Iraq would never fully recover, in large part due to crippling sanctions imposed by the UN at the request of the US and British.
For the first five years after the 1991 conflict ended, Iraq was barred from exporting oil - its lifeblood - and couldn't import food or life-saving medicines.
In 1995, The New York Times reported that "as many as 576,000 Iraqi children may have died since the end of the Persian Gulf war because of economic sanctions imposed by the Security Council, according to two scientists who surveyed the country for the Food and Agriculture Organization."
Researchers found that mortality rates for children under five had tripled during the war and its immediate aftermath. By , the rate had increased fivefold.
Deaths related to diarrheal diseases have tripled in an increasingly unhealthy environment... Water and sanitation systems have deteriorated, hospitals are functioning at 40 percent of capacity, food prices are high and many people are living on Government rations that provide only 1,000 calories a day.
A report by a coalition of human rights groups concluded, "Civilian suffering in Iraq is not an unexpected collateral effect, but a predictable result of the sanctions policy." In 1996, 60 Minutes host Leslie Stahl asked then-Secretary of State Madeleine Albright, "We have heard that a half-million children have died. That's more children than died in Hiroshima. Is the price worth it?" Albright responded, "I think this is a very hard choice, but the price -- we think the price is worth it."
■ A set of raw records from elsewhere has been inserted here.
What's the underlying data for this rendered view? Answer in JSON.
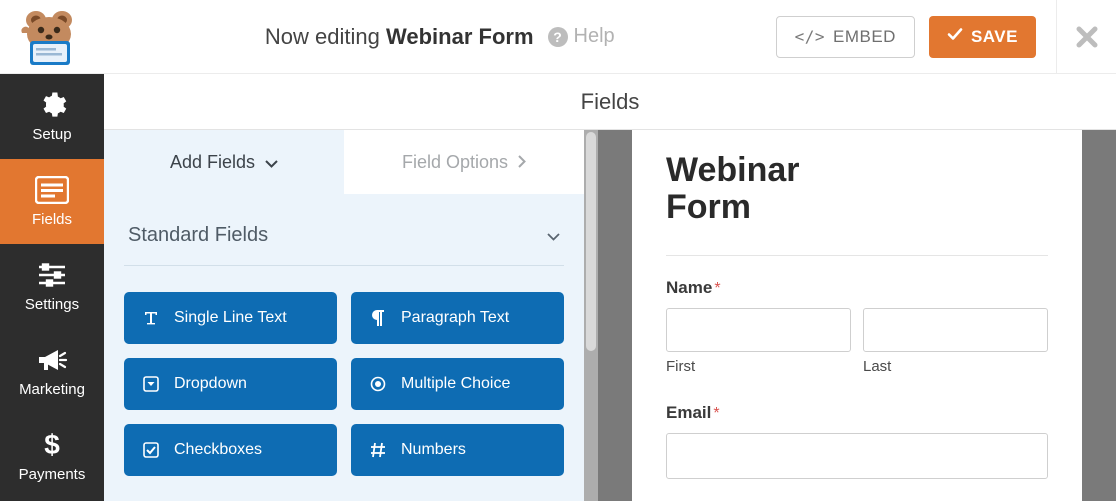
{
  "header": {
    "editing_prefix": "Now editing",
    "form_name": "Webinar Form",
    "help_label": "Help",
    "embed_label": "EMBED",
    "save_label": "SAVE"
  },
  "sidebar": {
    "items": [
      {
        "label": "Setup",
        "icon": "gear-icon",
        "active": false
      },
      {
        "label": "Fields",
        "icon": "form-icon",
        "active": true
      },
      {
        "label": "Settings",
        "icon": "sliders-icon",
        "active": false
      },
      {
        "label": "Marketing",
        "icon": "bullhorn-icon",
        "active": false
      },
      {
        "label": "Payments",
        "icon": "dollar-icon",
        "active": false
      }
    ]
  },
  "main_header": "Fields",
  "tabs": {
    "add": "Add Fields",
    "options": "Field Options"
  },
  "group_title": "Standard Fields",
  "fields": [
    {
      "label": "Single Line Text",
      "icon": "text-icon"
    },
    {
      "label": "Paragraph Text",
      "icon": "paragraph-icon"
    },
    {
      "label": "Dropdown",
      "icon": "caret-square-icon"
    },
    {
      "label": "Multiple Choice",
      "icon": "radio-icon"
    },
    {
      "label": "Checkboxes",
      "icon": "checkbox-icon"
    },
    {
      "label": "Numbers",
      "icon": "hash-icon"
    }
  ],
  "preview": {
    "title": "Webinar Form",
    "name_label": "Name",
    "first_label": "First",
    "last_label": "Last",
    "email_label": "Email"
  },
  "colors": {
    "accent": "#e27730",
    "primary_blue": "#0e6cb3",
    "panel_bg": "#ecf4fb",
    "sidebar_bg": "#2d2d2d"
  }
}
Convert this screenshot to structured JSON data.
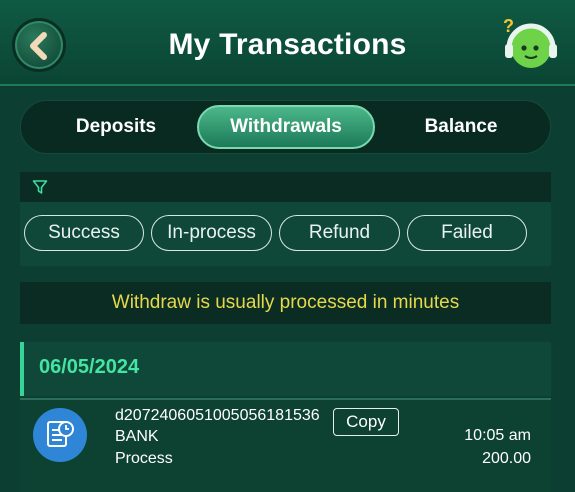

And then there was the bombing. Lots of bombing. John Pilger reported for The Independent that "there is bombing almost every day: it is the longest Anglo-American aerial campaign since the Second World War; yet it is mostly ignored by the British and American media."